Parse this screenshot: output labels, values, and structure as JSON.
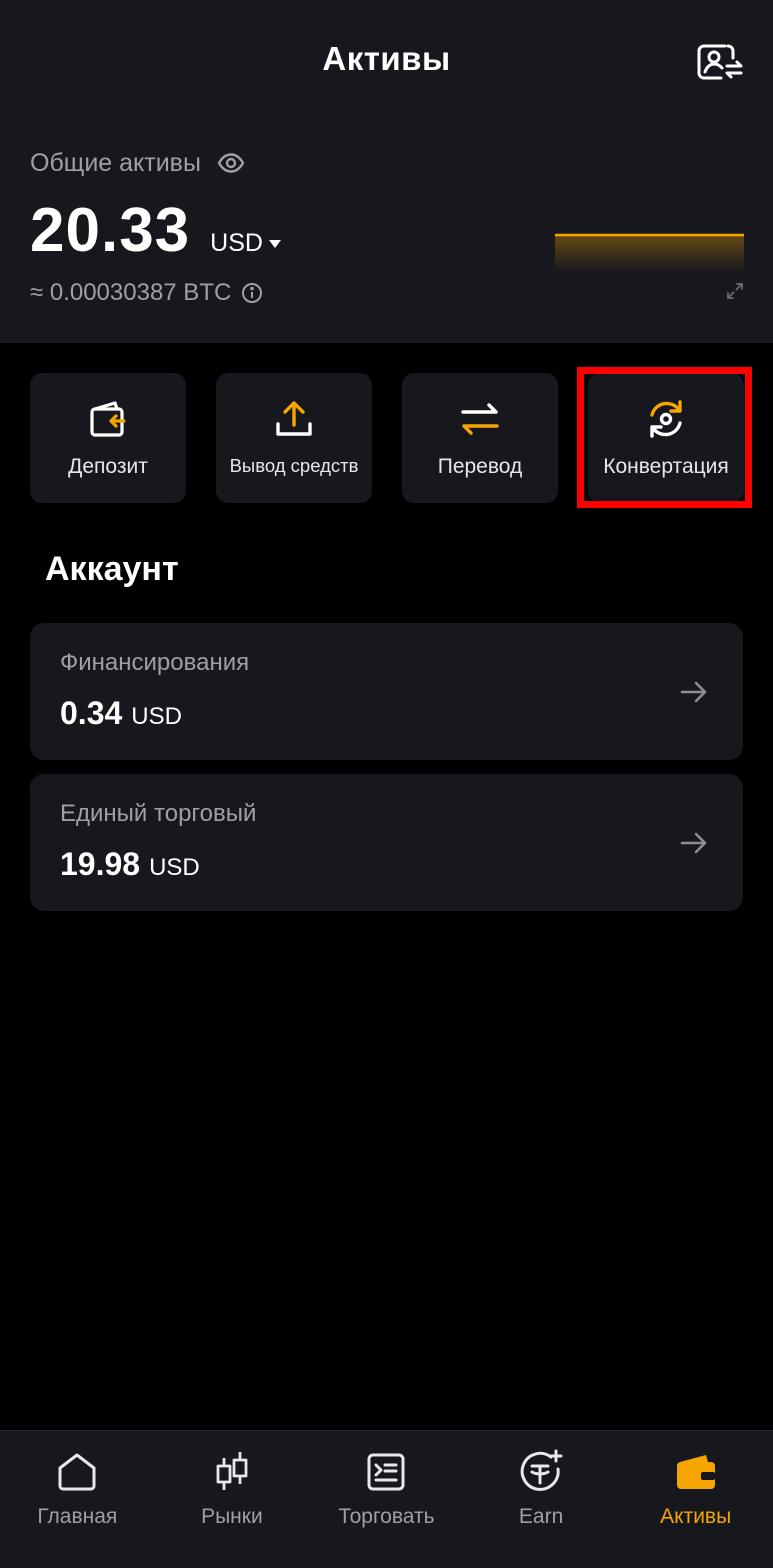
{
  "header": {
    "title": "Активы",
    "account_switch_icon": "user-swap-icon"
  },
  "summary": {
    "total_label": "Общие активы",
    "visibility_icon": "eye-icon",
    "balance": "20.33",
    "currency": "USD",
    "btc_equivalent": "≈ 0.00030387 BTC",
    "info_icon": "info-icon",
    "sparkline_color": "#f7a600"
  },
  "actions": [
    {
      "label": "Депозит",
      "icon": "deposit-icon"
    },
    {
      "label": "Вывод средств",
      "icon": "upload-icon"
    },
    {
      "label": "Перевод",
      "icon": "transfer-icon"
    },
    {
      "label": "Конвертация",
      "icon": "convert-icon"
    }
  ],
  "accounts": {
    "title": "Аккаунт",
    "items": [
      {
        "name": "Финансирования",
        "amount": "0.34",
        "currency": "USD"
      },
      {
        "name": "Единый торговый",
        "amount": "19.98",
        "currency": "USD"
      }
    ]
  },
  "nav": {
    "items": [
      {
        "label": "Главная",
        "icon": "home-icon",
        "active": false
      },
      {
        "label": "Рынки",
        "icon": "candlestick-icon",
        "active": false
      },
      {
        "label": "Торговать",
        "icon": "trade-terminal-icon",
        "active": false
      },
      {
        "label": "Earn",
        "icon": "earn-coin-icon",
        "active": false
      },
      {
        "label": "Активы",
        "icon": "wallet-icon",
        "active": true
      }
    ]
  },
  "colors": {
    "accent": "#f7a600",
    "highlight": "#ff0000",
    "card_bg": "#17181d",
    "muted_text": "#9ea0a8"
  }
}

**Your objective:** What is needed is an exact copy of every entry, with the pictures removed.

**Exercise output:**
Parse this screenshot: output labels, values, and structure as JSON.
{
  "header": {
    "title": "Активы",
    "account_switch_icon": "user-swap-icon"
  },
  "summary": {
    "total_label": "Общие активы",
    "visibility_icon": "eye-icon",
    "balance": "20.33",
    "currency": "USD",
    "btc_equivalent": "≈ 0.00030387 BTC",
    "info_icon": "info-icon",
    "sparkline_color": "#f7a600"
  },
  "actions": [
    {
      "label": "Депозит",
      "icon": "deposit-icon"
    },
    {
      "label": "Вывод средств",
      "icon": "upload-icon"
    },
    {
      "label": "Перевод",
      "icon": "transfer-icon"
    },
    {
      "label": "Конвертация",
      "icon": "convert-icon"
    }
  ],
  "accounts": {
    "title": "Аккаунт",
    "items": [
      {
        "name": "Финансирования",
        "amount": "0.34",
        "currency": "USD"
      },
      {
        "name": "Единый торговый",
        "amount": "19.98",
        "currency": "USD"
      }
    ]
  },
  "nav": {
    "items": [
      {
        "label": "Главная",
        "icon": "home-icon",
        "active": false
      },
      {
        "label": "Рынки",
        "icon": "candlestick-icon",
        "active": false
      },
      {
        "label": "Торговать",
        "icon": "trade-terminal-icon",
        "active": false
      },
      {
        "label": "Earn",
        "icon": "earn-coin-icon",
        "active": false
      },
      {
        "label": "Активы",
        "icon": "wallet-icon",
        "active": true
      }
    ]
  },
  "colors": {
    "accent": "#f7a600",
    "highlight": "#ff0000",
    "card_bg": "#17181d",
    "muted_text": "#9ea0a8"
  }
}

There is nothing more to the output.